WHAT IS BEING ASKED: Whenever a line of the entries below holds the string "kind", copy that line and return it.

[Web page and app entries]
►

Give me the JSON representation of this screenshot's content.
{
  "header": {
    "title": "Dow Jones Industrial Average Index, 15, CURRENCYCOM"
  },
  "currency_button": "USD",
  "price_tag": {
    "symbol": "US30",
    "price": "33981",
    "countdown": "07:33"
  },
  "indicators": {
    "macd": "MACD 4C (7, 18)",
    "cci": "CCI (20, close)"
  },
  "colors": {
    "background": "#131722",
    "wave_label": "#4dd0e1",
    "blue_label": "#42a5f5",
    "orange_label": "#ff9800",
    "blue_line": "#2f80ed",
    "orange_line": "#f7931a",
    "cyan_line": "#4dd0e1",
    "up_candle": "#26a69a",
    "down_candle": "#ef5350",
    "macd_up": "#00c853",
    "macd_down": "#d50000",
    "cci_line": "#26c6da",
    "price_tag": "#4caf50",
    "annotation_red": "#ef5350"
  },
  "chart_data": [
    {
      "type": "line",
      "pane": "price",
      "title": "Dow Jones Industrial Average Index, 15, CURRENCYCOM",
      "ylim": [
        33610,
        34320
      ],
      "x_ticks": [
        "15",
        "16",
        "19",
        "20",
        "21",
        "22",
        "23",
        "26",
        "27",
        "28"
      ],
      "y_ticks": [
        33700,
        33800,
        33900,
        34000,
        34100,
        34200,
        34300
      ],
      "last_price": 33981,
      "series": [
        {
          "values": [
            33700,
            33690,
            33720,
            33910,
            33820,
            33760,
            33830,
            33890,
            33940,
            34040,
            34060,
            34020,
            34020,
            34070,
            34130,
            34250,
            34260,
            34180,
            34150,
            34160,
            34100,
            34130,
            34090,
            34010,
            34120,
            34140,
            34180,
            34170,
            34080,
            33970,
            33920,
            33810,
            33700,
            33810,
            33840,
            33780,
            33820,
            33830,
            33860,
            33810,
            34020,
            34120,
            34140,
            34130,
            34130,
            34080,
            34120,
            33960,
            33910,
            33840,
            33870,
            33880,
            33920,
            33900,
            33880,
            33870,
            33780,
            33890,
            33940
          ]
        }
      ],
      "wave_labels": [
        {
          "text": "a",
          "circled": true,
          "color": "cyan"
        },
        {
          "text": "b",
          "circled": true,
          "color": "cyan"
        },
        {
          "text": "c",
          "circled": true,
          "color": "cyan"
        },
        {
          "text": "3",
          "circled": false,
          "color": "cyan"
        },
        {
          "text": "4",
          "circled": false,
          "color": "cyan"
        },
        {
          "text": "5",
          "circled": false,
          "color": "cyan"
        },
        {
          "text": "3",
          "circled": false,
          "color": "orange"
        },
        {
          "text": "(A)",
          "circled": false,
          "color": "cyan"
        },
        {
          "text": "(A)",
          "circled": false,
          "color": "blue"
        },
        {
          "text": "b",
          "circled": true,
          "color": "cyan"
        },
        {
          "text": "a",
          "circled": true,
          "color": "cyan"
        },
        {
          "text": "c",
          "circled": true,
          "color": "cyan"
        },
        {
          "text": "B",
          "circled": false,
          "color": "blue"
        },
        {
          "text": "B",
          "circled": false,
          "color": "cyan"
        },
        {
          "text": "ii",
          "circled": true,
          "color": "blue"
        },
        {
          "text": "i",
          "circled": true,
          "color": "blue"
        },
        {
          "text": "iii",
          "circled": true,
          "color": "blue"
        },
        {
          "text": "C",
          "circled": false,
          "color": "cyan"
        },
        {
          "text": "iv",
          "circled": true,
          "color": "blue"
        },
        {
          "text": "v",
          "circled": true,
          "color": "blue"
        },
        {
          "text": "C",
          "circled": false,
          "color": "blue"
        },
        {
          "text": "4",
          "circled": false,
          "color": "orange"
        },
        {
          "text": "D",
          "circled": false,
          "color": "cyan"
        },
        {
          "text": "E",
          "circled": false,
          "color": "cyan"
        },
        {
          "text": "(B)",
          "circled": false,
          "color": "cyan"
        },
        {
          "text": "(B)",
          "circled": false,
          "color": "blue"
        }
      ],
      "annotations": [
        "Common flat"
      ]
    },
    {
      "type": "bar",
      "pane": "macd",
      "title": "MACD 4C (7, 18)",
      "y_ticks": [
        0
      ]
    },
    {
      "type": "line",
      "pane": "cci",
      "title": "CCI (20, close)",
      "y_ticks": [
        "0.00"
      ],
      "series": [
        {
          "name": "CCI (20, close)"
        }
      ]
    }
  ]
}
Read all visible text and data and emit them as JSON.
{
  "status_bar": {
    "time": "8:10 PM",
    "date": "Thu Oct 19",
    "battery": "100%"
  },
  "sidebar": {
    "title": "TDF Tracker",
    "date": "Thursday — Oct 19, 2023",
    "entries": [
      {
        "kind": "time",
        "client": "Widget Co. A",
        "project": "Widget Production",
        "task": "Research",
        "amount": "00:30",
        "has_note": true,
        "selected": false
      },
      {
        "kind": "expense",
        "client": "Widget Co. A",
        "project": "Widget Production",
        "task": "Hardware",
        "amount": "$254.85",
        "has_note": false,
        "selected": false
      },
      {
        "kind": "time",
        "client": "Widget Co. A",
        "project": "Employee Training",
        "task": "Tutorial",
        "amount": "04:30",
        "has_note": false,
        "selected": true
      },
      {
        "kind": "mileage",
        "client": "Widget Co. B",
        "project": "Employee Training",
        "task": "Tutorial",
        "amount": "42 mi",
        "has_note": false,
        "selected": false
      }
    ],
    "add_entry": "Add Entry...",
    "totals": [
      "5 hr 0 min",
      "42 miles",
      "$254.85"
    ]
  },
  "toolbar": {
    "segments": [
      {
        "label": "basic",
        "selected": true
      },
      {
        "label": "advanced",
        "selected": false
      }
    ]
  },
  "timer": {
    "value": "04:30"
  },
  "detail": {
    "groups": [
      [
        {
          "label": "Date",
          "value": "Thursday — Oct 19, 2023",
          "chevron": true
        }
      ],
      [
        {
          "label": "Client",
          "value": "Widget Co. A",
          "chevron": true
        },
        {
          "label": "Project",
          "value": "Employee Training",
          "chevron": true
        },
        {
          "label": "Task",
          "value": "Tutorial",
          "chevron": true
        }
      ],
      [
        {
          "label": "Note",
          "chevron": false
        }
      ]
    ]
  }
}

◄
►

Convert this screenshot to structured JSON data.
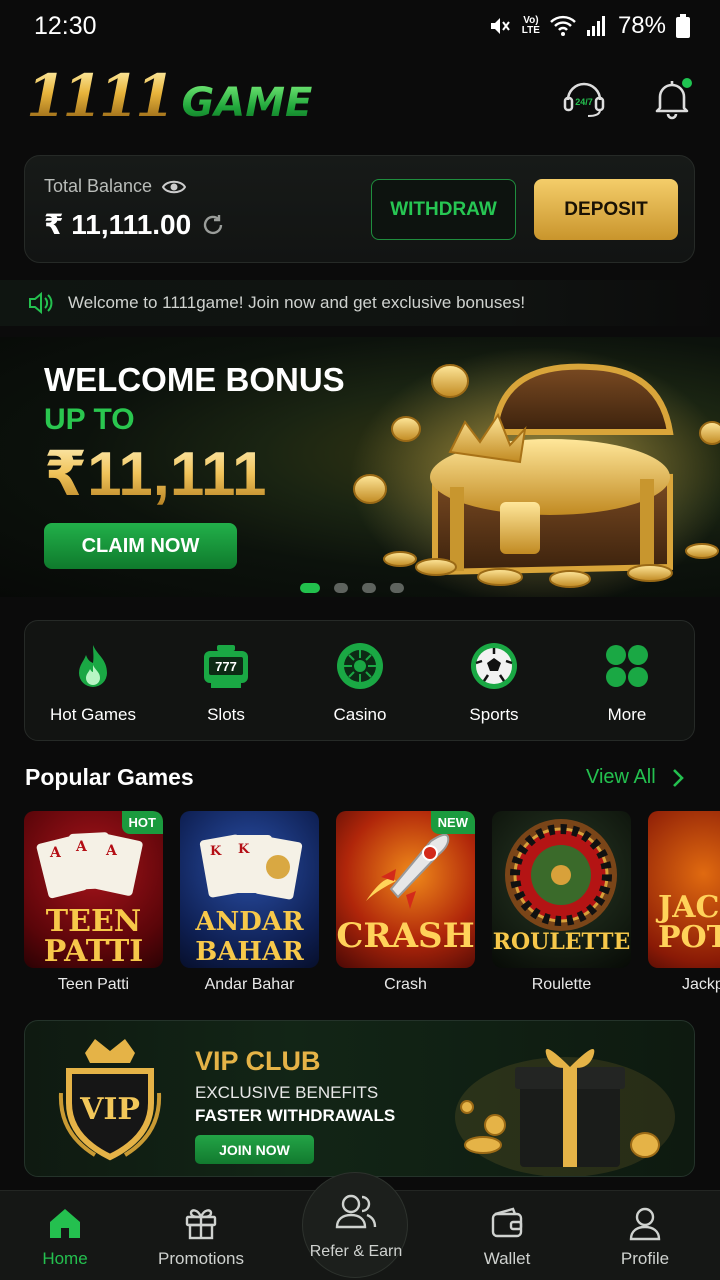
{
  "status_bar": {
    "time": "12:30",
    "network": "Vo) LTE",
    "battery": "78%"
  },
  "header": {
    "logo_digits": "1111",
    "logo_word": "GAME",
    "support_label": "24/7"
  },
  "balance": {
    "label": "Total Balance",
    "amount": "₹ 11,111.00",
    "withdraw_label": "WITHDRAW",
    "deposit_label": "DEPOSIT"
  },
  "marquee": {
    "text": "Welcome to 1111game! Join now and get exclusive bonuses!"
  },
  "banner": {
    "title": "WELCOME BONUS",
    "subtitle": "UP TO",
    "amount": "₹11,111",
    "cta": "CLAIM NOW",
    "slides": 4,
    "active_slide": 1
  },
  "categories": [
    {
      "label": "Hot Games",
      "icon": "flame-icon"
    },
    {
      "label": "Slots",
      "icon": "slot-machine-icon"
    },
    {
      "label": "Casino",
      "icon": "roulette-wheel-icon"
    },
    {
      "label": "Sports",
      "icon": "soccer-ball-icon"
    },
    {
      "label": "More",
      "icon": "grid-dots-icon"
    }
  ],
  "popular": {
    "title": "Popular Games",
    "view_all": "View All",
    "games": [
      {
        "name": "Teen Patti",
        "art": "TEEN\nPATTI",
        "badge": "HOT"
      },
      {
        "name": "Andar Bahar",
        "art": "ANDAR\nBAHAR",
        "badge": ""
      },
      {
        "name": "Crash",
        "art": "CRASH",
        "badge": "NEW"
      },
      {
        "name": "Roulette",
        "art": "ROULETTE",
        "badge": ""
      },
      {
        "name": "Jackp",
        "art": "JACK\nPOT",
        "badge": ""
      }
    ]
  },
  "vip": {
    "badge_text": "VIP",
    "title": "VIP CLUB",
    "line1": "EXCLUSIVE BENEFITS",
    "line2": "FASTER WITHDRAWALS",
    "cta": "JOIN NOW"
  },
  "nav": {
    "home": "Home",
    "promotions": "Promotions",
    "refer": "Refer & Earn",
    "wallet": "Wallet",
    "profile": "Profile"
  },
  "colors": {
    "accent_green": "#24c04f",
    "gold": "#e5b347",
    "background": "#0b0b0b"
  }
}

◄

EXPECTED OUTPUT:
        "kind": "time",
        "kind": "expense",
        "kind": "time",
        "kind": "mileage",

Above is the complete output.